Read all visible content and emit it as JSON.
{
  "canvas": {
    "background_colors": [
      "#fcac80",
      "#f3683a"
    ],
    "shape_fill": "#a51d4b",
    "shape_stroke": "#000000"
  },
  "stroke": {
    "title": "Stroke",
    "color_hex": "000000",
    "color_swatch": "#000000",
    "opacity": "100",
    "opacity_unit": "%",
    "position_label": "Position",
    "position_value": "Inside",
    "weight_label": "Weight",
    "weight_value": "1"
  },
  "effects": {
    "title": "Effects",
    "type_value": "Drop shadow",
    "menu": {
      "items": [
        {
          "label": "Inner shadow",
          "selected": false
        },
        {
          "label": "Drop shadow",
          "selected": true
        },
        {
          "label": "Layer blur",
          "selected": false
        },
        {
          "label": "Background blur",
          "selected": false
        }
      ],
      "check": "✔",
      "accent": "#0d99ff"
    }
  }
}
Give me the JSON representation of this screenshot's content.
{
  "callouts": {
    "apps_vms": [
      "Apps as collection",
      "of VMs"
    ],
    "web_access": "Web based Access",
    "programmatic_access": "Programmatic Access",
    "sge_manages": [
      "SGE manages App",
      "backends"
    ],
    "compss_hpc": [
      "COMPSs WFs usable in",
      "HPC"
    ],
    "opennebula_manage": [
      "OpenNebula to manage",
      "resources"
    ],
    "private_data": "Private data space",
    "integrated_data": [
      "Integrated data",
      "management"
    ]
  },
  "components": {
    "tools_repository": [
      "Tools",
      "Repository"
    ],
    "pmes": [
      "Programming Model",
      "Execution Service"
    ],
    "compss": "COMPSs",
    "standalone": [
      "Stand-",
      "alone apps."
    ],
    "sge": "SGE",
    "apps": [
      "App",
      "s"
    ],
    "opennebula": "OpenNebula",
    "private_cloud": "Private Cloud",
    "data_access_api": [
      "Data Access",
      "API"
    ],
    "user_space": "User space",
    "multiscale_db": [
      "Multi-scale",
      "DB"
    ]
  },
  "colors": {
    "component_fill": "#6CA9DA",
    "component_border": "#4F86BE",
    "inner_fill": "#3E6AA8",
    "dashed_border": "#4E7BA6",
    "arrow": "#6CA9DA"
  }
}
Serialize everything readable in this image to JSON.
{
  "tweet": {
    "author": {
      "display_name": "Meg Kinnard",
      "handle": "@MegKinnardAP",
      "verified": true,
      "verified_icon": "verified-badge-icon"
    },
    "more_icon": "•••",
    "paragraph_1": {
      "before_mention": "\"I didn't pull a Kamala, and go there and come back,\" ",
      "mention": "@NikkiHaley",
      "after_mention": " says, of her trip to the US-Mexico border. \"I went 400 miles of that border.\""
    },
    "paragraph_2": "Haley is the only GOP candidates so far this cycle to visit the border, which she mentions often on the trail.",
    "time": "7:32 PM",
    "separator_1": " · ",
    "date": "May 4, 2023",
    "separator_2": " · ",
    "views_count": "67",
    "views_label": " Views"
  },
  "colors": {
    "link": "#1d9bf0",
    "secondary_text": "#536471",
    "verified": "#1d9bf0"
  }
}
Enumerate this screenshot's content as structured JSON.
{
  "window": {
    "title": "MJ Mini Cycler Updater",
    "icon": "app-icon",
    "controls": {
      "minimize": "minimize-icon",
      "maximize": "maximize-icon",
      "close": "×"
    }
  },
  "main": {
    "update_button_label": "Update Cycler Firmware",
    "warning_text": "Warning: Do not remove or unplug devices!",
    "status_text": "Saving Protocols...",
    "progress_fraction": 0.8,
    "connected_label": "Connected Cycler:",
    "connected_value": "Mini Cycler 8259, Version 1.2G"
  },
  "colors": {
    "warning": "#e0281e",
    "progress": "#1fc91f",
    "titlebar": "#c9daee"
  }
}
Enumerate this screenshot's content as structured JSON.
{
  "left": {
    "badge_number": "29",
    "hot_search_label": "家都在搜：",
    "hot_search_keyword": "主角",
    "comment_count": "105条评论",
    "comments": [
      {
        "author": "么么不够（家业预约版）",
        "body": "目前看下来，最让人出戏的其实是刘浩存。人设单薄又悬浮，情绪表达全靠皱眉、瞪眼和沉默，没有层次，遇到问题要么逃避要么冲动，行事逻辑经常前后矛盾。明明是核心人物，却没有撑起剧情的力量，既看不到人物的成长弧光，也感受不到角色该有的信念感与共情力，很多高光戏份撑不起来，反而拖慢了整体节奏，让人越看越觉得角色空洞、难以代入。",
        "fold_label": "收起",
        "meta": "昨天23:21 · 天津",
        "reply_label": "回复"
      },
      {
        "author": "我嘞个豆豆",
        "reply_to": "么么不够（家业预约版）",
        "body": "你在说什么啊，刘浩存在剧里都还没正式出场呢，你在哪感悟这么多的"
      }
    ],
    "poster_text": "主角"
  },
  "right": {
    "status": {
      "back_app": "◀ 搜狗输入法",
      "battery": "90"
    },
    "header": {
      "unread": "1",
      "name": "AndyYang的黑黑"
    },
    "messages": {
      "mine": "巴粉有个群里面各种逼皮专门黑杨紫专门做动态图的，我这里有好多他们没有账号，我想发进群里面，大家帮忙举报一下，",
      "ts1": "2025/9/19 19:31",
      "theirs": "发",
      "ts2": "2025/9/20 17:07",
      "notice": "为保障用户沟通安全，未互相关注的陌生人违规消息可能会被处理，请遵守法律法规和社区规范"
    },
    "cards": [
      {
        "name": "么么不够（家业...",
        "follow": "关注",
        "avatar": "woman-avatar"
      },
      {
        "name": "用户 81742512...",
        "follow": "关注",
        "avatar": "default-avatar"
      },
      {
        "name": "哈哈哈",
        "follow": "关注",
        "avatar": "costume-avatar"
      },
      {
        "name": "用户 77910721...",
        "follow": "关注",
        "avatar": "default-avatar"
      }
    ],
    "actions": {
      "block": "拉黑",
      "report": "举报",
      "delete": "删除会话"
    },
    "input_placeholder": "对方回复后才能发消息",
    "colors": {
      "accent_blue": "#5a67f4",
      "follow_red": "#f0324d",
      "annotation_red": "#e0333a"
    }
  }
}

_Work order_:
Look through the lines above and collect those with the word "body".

_Solution below_:
        "body": "目前看下来，最让人出戏的其实是刘浩存。人设单薄又悬浮，情绪表达全靠皱眉、瞪眼和沉默，没有层次，遇到问题要么逃避要么冲动，行事逻辑经常前后矛盾。明明是核心人物，却没有撑起剧情的力量，既看不到人物的成长弧光，也感受不到角色该有的信念感与共情力，很多高光戏份撑不起来，反而拖慢了整体节奏，让人越看越觉得角色空洞、难以代入。",
        "body": "你在说什么啊，刘浩存在剧里都还没正式出场呢，你在哪感悟这么多的"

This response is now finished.